4. Never close yourself; always be open.
Extension exercise two. I’m about to say things which I find are said most often in A. mindfulness/meditation programs, and B. Buddhism. There is a sort of associated airiness to A, and a mysticism to B. I’m simply going to ignore those associations because much of what’s said is not like something which floats dreamily in clouds, and much more like a sturdy rock firmly set on the ground. Much goes on in our minds, and it’s easy to distract ourselves from ourselves. Day dreaming, memory, worry about a poor conversation, event or person. All this anxious dwelling happens while someone is telling you about their day. What does being open mean? Forget about yourself, and listen to the person talking to you. More than listen, look at them, really look. Feel the air around you, the weight of the floor under your shoes. Be present.

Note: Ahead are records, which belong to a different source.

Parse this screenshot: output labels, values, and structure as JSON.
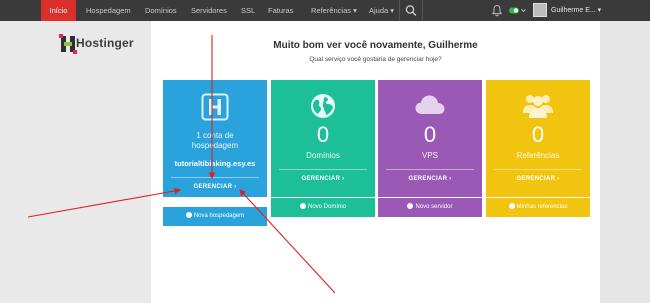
{
  "nav": {
    "items": [
      {
        "label": "Início",
        "active": true
      },
      {
        "label": "Hospedagem"
      },
      {
        "label": "Domínios"
      },
      {
        "label": "Servidores"
      },
      {
        "label": "SSL"
      },
      {
        "label": "Faturas"
      },
      {
        "label": "Referências ▾"
      },
      {
        "label": "Ajuda ▾"
      }
    ],
    "icons": [
      "search-icon",
      "bell-icon",
      "status-toggle-icon"
    ],
    "user": "Guilherme E... ▾"
  },
  "brand": {
    "name": "Hostinger"
  },
  "welcome": {
    "title": "Muito bom ver você novamente, Guilherme",
    "question": "Qual serviço você gostaria de gerenciar hoje?"
  },
  "cards": [
    {
      "id": "hosting",
      "icon": "hosting-h-icon",
      "line1": "1 conta de",
      "line2": "hospedagem",
      "domain": "tutorialtibiaking.esy.es",
      "button": "GERENCIAR ›",
      "color": "#2aa3dd",
      "action": "Nova hospedagem",
      "action_color": "#2aa3dd"
    },
    {
      "id": "domains",
      "icon": "globe-icon",
      "count": "0",
      "label": "Domínios",
      "button": "GERENCIAR ›",
      "color": "#1dbf98",
      "action": "Novo Domínio",
      "action_color": "#1dbf98"
    },
    {
      "id": "vps",
      "icon": "cloud-icon",
      "count": "0",
      "label": "VPS",
      "button": "GERENCIAR ›",
      "color": "#9b59b6",
      "action": "Novo servidor",
      "action_color": "#9b59b6"
    },
    {
      "id": "referrals",
      "icon": "people-icon",
      "count": "0",
      "label": "Referências",
      "button": "GERENCIAR ›",
      "color": "#f1c40f",
      "action": "Minhas referencias",
      "action_color": "#f1c40f"
    }
  ],
  "colors": {
    "nav_bg": "#3a3a3a",
    "nav_active": "#d9302b",
    "annotation_arrow": "#e02020"
  }
}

And if you’re the kind of person who likes to drown in self-deprecation (ie: me, before): “I don’t deserve my friends”, “my friends probably don’t really like me”. Forget it. That’s a self-perpetuating struggle without an end. No one really deserves anything, and don’t assume anything of anyone else. As Kant might say, don’t use your friends as a means to your own self criticism, they deserve more than that. Embrace the uncertainty that is inherent in life, especially among people. Learn to feel a security despite uncertainty, and step forward with a smile and welcoming arms when a friend (or potential friend) comes towards you, stands next to you, and speaks to you.
5. See the human.
This is probably the extension of an extension: let’s say it’s question 2B. Being open is also about seeing the person next to you as human. Not in a gravely important sense of social justice, or of belonging to our homo sapien species. I mean, see them as a person of much that is more, with as many layered depths of complexity as you. Yet, as deep and complex and much as it may be, it is all immediately appreciable in a look, a smile, a conversation. That’s what I think can be aptly called our common humanity. Never forget to be open and to appreciate the human before you. Its a necessary part of being present, and feeling all there is to feel in the moments of life.
And now we come to the question again. Do I really wish to give my past self this advice?
The answer is no (of course not). For one thing the virtue of school is the ability to dream while in it, to be entertained and to experience without fear for the calamities of the outside. It’s the last twirling dance of innocence before it must exit the stage. Is there much I regret? Yes. But that is part of life, and to learn and do right, I had to first falter and do wrong.
I should now clarify (if you hadn’t already gathered) the question of what advice I would give myself has simply been a (maybe clumsy) technique to launch into some of my recent observations on life. This advice? I would freely give to myself or to anyone now and into the future— assuming of course, that I remain convinced I have learnt rightly.
But how should I finish this article of scattered pieces of advice that may or may not be read (or welcome (or even good))? Writing convention dictates I should conclude with something quirky, funny, memorable, so you remember what I’ve written (assuming you’ve read it in the first place). I could return to the English classroom with a smartly constructed scene that ties together all I’ve said. Could, but I won’t (I lack skill in smart construction). I’ll finish instead with another cliché. Here is a half-related quote from Robert Frost:
“ In three words I can sum up everything I’ve learned about life: it goes on.”